We moved on from hieroglyphs since writing by hand was so tedious anyone bothering could be assumed to be serious in unclear cases. Since writing and sending messages has moved on to an everyday form of personal communication, it also requires a concise way to express tone and emotion a non-professional writer can manage.
Excuse me if the following sounds a bit exasperated, but you do realize that people actually communicated informal messages to each other written form BEFORE texting, right?
You went off the rails there. The earliest writing was only used professionally - there just wasn't any vocabulary (at least none surviving) for anything but accounting. Using writing for sending messages from place to place was an evolution, and not an instant one. The earliest messages seem to be accounting/business related as well, from tax information to contracts to customer complaints. Since you had to send a human messenger anyway, who was perfectly capable of memorizing long and detailed messages, sending a written message with him was a somewhat specialized need.
It was only with the growth of the idea of using writing to send a message through time, and/or in multiple copies throughout the land, did written language become expressive enough to be useful for "informal messages" in a way that the person carrying the message wasn't. Laws, histories, treaties, and so one required more vocabulary than common trade objects, numbers, and "promise to pay".
Even if we include common and nearly universal body language gestures like nodding, shaking the head,
There's a girl in my office new enough to the US that she still shakes her head from side to side as an affirmative gesture, which is common for at least a billion people. Everything's arbitrary.
By the way, the one emotion/tone that has frustrated writers for centuries is irony/sarcasm. Many have proposed a simple symbol for this, usually a backwards question mark. But for some reason no such mark has become standard. That's perhaps the only "emoji" I have ever felt the need for in writing.

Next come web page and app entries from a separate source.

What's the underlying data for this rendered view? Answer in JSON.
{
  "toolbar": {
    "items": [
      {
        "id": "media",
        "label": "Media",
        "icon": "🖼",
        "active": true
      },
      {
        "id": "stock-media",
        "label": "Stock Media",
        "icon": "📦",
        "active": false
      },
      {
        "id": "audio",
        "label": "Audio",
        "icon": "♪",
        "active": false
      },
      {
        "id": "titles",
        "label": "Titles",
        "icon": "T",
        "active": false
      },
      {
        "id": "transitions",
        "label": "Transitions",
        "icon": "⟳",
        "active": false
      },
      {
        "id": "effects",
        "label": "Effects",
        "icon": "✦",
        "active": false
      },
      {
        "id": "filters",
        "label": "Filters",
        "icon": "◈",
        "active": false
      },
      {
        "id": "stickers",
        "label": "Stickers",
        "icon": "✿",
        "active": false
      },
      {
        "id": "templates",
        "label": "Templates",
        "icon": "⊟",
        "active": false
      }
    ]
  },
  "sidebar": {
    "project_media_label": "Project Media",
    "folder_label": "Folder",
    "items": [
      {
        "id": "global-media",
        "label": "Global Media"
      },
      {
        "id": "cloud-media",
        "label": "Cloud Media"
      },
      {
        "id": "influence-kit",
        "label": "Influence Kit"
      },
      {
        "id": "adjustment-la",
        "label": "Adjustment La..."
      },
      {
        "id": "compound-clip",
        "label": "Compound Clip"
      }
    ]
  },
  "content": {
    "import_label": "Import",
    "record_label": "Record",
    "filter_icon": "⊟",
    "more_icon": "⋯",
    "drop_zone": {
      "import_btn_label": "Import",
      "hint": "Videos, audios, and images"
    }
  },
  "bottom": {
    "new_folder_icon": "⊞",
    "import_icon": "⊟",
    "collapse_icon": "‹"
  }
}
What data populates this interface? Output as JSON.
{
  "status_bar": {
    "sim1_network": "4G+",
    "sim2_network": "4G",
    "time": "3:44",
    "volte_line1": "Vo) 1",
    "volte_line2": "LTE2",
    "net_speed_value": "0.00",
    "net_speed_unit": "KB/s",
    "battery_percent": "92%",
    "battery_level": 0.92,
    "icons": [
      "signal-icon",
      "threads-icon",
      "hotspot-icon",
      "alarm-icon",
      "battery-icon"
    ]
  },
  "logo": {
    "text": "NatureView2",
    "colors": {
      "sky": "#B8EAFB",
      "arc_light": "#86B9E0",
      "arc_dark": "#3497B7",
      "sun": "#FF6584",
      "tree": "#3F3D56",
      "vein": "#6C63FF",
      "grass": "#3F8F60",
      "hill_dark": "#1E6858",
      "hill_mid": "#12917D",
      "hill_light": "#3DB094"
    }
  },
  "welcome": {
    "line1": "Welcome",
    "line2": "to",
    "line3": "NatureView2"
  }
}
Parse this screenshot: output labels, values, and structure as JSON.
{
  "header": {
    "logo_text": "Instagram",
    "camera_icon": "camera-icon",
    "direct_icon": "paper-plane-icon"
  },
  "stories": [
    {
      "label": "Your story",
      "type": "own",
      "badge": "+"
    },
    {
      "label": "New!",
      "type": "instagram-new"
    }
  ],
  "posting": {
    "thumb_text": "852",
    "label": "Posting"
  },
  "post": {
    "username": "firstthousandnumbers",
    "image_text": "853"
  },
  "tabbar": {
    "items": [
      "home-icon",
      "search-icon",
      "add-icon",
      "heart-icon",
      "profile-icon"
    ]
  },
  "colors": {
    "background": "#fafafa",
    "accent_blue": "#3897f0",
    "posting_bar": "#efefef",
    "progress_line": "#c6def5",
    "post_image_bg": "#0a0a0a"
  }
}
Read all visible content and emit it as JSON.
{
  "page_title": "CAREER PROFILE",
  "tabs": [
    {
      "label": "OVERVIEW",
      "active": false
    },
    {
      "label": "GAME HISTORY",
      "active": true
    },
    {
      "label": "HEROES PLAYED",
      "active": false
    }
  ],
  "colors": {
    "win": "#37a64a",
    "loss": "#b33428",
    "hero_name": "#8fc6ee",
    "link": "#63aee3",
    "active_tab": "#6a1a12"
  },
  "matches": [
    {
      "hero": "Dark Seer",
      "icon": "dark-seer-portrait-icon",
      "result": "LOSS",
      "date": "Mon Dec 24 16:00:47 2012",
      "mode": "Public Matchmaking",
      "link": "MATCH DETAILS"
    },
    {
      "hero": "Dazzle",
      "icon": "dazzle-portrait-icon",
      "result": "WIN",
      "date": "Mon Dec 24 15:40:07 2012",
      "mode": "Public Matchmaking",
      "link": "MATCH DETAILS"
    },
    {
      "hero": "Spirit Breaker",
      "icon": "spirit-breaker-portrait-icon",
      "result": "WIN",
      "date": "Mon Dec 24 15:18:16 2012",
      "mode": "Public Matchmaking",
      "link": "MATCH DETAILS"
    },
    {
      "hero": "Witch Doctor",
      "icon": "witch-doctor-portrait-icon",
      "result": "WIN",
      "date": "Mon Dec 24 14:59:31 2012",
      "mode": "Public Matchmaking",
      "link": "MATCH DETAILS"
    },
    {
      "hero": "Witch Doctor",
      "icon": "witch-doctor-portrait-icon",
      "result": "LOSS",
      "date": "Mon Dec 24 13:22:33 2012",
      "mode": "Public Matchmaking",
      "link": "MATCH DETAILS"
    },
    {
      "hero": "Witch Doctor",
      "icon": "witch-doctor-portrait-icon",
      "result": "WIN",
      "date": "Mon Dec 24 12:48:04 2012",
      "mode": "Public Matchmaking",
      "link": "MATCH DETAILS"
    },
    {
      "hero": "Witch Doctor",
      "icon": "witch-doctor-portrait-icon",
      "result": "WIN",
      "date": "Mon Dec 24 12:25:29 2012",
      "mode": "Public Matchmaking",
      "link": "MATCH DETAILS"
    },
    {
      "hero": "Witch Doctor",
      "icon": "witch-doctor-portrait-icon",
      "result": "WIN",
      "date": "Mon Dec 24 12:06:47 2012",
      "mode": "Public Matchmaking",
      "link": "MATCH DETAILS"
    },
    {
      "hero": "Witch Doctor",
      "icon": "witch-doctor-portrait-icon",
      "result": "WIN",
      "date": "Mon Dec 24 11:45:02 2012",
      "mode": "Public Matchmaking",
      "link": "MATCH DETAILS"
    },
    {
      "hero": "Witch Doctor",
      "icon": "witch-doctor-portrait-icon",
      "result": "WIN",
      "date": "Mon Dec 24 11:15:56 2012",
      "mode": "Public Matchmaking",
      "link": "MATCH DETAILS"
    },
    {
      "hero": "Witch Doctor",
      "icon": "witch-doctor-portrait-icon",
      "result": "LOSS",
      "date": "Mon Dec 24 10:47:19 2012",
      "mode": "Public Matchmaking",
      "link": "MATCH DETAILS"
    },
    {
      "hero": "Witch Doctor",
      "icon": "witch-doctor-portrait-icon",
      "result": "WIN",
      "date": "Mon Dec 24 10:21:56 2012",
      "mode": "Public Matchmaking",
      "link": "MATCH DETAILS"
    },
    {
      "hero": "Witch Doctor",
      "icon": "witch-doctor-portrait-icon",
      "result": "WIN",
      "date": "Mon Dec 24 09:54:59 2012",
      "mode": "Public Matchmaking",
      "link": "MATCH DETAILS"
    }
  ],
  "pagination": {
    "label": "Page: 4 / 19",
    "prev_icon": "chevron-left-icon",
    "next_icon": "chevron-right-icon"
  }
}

I find it interesting that this is also indicated by tone of voice, well within the normal sort of thing modern language captures. We use punctuation and accents in many ways in many languages to capture tone of voice. Isn't it odd we don't already have something for sarcasm?